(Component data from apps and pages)
----
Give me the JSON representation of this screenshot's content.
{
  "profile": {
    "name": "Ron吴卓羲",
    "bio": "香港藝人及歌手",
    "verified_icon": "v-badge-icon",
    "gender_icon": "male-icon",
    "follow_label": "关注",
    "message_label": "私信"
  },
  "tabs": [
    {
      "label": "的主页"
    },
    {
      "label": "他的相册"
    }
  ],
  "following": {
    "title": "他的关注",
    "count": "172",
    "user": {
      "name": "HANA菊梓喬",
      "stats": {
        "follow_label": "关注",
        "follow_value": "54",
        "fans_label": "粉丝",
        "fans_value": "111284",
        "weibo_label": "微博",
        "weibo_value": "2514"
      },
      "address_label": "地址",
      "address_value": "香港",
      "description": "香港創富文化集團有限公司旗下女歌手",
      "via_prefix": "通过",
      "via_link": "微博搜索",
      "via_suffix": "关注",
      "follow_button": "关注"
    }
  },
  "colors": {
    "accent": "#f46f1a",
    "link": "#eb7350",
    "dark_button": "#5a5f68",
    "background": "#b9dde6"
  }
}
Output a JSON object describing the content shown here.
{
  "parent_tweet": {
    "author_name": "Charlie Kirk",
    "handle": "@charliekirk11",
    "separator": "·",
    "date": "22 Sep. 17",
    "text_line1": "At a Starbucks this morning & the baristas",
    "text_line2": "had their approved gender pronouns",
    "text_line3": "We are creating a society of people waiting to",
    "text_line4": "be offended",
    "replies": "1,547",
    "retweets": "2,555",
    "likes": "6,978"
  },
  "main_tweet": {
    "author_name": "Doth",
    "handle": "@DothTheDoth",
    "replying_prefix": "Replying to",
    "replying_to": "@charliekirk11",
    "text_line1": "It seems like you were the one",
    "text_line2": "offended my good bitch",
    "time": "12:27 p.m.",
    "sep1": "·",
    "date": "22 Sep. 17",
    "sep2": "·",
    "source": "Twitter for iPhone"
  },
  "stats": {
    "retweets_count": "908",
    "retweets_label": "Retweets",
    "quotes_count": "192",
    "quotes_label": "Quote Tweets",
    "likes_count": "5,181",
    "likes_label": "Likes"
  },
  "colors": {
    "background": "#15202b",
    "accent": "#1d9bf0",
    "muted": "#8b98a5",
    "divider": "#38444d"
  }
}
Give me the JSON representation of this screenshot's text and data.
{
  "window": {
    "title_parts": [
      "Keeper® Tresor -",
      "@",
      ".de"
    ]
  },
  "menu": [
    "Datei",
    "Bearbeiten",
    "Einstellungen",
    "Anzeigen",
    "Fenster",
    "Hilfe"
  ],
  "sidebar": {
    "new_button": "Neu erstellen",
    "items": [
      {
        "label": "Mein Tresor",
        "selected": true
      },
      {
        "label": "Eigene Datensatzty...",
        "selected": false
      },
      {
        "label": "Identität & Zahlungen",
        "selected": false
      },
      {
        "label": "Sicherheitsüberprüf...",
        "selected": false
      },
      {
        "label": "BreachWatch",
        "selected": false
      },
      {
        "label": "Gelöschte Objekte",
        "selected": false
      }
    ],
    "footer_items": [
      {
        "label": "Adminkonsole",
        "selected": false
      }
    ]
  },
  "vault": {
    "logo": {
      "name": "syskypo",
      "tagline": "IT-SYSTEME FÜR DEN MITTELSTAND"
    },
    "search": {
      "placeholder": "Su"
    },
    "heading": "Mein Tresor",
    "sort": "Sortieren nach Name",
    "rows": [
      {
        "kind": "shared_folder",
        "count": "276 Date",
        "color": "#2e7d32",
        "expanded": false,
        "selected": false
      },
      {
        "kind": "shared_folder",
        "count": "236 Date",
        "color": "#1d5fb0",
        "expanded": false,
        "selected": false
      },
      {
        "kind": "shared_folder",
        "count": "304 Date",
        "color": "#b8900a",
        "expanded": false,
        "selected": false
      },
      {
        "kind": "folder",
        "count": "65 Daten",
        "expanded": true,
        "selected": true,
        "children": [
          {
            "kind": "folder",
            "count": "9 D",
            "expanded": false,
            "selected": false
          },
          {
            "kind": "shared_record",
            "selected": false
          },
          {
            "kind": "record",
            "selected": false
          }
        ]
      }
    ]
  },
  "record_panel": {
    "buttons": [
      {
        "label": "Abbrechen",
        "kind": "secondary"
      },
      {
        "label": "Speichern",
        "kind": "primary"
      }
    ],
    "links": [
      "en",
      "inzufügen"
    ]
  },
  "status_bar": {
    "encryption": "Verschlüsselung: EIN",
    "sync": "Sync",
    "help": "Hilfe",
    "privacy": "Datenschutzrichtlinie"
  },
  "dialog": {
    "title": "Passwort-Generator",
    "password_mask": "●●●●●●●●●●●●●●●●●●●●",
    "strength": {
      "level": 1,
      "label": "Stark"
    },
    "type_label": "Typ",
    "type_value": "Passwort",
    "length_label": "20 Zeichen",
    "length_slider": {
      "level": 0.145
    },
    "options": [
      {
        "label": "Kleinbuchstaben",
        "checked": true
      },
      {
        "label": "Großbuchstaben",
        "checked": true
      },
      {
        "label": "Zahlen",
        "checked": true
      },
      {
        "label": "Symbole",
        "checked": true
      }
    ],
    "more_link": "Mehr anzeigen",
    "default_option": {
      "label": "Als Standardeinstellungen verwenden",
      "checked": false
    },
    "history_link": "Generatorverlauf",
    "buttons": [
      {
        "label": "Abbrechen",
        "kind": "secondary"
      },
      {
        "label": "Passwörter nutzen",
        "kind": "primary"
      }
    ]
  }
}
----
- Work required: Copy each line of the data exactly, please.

- Response area:
Give me the JSON representation of this screenshot's content.
{
  "profile": {
    "name": "Ron吴卓羲",
    "bio": "香港藝人及歌手",
    "verified_icon": "v-badge-icon",
    "gender_icon": "male-icon",
    "follow_label": "关注",
    "message_label": "私信"
  },
  "tabs": [
    {
      "label": "的主页"
    },
    {
      "label": "他的相册"
    }
  ],
  "following": {
    "title": "他的关注",
    "count": "172",
    "user": {
      "name": "HANA菊梓喬",
      "stats": {
        "follow_label": "关注",
        "follow_value": "54",
        "fans_label": "粉丝",
        "fans_value": "111284",
        "weibo_label": "微博",
        "weibo_value": "2514"
      },
      "address_label": "地址",
      "address_value": "香港",
      "description": "香港創富文化集團有限公司旗下女歌手",
      "via_prefix": "通过",
      "via_link": "微博搜索",
      "via_suffix": "关注",
      "follow_button": "关注"
    }
  },
  "colors": {
    "accent": "#f46f1a",
    "link": "#eb7350",
    "dark_button": "#5a5f68",
    "background": "#b9dde6"
  }
}
Output a JSON object describing the content shown here.
{
  "parent_tweet": {
    "author_name": "Charlie Kirk",
    "handle": "@charliekirk11",
    "separator": "·",
    "date": "22 Sep. 17",
    "text_line1": "At a Starbucks this morning & the baristas",
    "text_line2": "had their approved gender pronouns",
    "text_line3": "We are creating a society of people waiting to",
    "text_line4": "be offended",
    "replies": "1,547",
    "retweets": "2,555",
    "likes": "6,978"
  },
  "main_tweet": {
    "author_name": "Doth",
    "handle": "@DothTheDoth",
    "replying_prefix": "Replying to",
    "replying_to": "@charliekirk11",
    "text_line1": "It seems like you were the one",
    "text_line2": "offended my good bitch",
    "time": "12:27 p.m.",
    "sep1": "·",
    "date": "22 Sep. 17",
    "sep2": "·",
    "source": "Twitter for iPhone"
  },
  "stats": {
    "retweets_count": "908",
    "retweets_label": "Retweets",
    "quotes_count": "192",
    "quotes_label": "Quote Tweets",
    "likes_count": "5,181",
    "likes_label": "Likes"
  },
  "colors": {
    "background": "#15202b",
    "accent": "#1d9bf0",
    "muted": "#8b98a5",
    "divider": "#38444d"
  }
}
Give me the JSON representation of this screenshot's text and data.
{
  "window": {
    "title_parts": [
      "Keeper® Tresor -",
      "@",
      ".de"
    ]
  },
  "menu": [
    "Datei",
    "Bearbeiten",
    "Einstellungen",
    "Anzeigen",
    "Fenster",
    "Hilfe"
  ],
  "sidebar": {
    "new_button": "Neu erstellen",
    "items": [
      {
        "label": "Mein Tresor",
        "selected": true
      },
      {
        "label": "Eigene Datensatzty...",
        "selected": false
      },
      {
        "label": "Identität & Zahlungen",
        "selected": false
      },
      {
        "label": "Sicherheitsüberprüf...",
        "selected": false
      },
      {
        "label": "BreachWatch",
        "selected": false
      },
      {
        "label": "Gelöschte Objekte",
        "selected": false
      }
    ],
    "footer_items": [
      {
        "label": "Adminkonsole",
        "selected": false
      }
    ]
  },
  "vault": {
    "logo": {
      "name": "syskypo",
      "tagline": "IT-SYSTEME FÜR DEN MITTELSTAND"
    },
    "search": {
      "placeholder": "Su"
    },
    "heading": "Mein Tresor",
    "sort": "Sortieren nach Name",
    "rows": [
      {
        "kind": "shared_folder",
        "count": "276 Date",
        "color": "#2e7d32",
        "expanded": false,
        "selected": false
      },
      {
        "kind": "shared_folder",
        "count": "236 Date",
        "color": "#1d5fb0",
        "expanded": false,
        "selected": false
      },
      {
        "kind": "shared_folder",
        "count": "304 Date",
        "color": "#b8900a",
        "expanded": false,
        "selected": false
      },
      {
        "kind": "folder",
        "count": "65 Daten",
        "expanded": true,
        "selected": true,
        "children": [
          {
            "kind": "folder",
            "count": "9 D",
            "expanded": false,
            "selected": false
          },
          {
            "kind": "shared_record",
            "selected": false
          },
          {
            "kind": "record",
            "selected": false
          }
        ]
      }
    ]
  },
  "record_panel": {
    "buttons": [
      {
        "label": "Abbrechen",
        "kind": "secondary"
      },
      {
        "label": "Speichern",
        "kind": "primary"
      }
    ],
    "links": [
      "en",
      "inzufügen"
    ]
  },
  "status_bar": {
    "encryption": "Verschlüsselung: EIN",
    "sync": "Sync",
    "help": "Hilfe",
    "privacy": "Datenschutzrichtlinie"
  },
  "dialog": {
    "title": "Passwort-Generator",
    "password_mask": "●●●●●●●●●●●●●●●●●●●●",
    "strength": {
      "level": 1,
      "label": "Stark"
    },
    "type_label": "Typ",
    "type_value": "Passwort",
    "length_label": "20 Zeichen",
    "length_slider": {
      "level": 0.145
    },
    "options": [
      {
        "label": "Kleinbuchstaben",
        "checked": true
      },
      {
        "label": "Großbuchstaben",
        "checked": true
      },
      {
        "label": "Zahlen",
        "checked": true
      },
      {
        "label": "Symbole",
        "checked": true
      }
    ],
    "more_link": "Mehr anzeigen",
    "default_option": {
      "label": "Als Standardeinstellungen verwenden",
      "checked": false
    },
    "history_link": "Generatorverlauf",
    "buttons": [
      {
        "label": "Abbrechen",
        "kind": "secondary"
      },
      {
        "label": "Passwörter nutzen",
        "kind": "primary"
      }
    ]
  }
}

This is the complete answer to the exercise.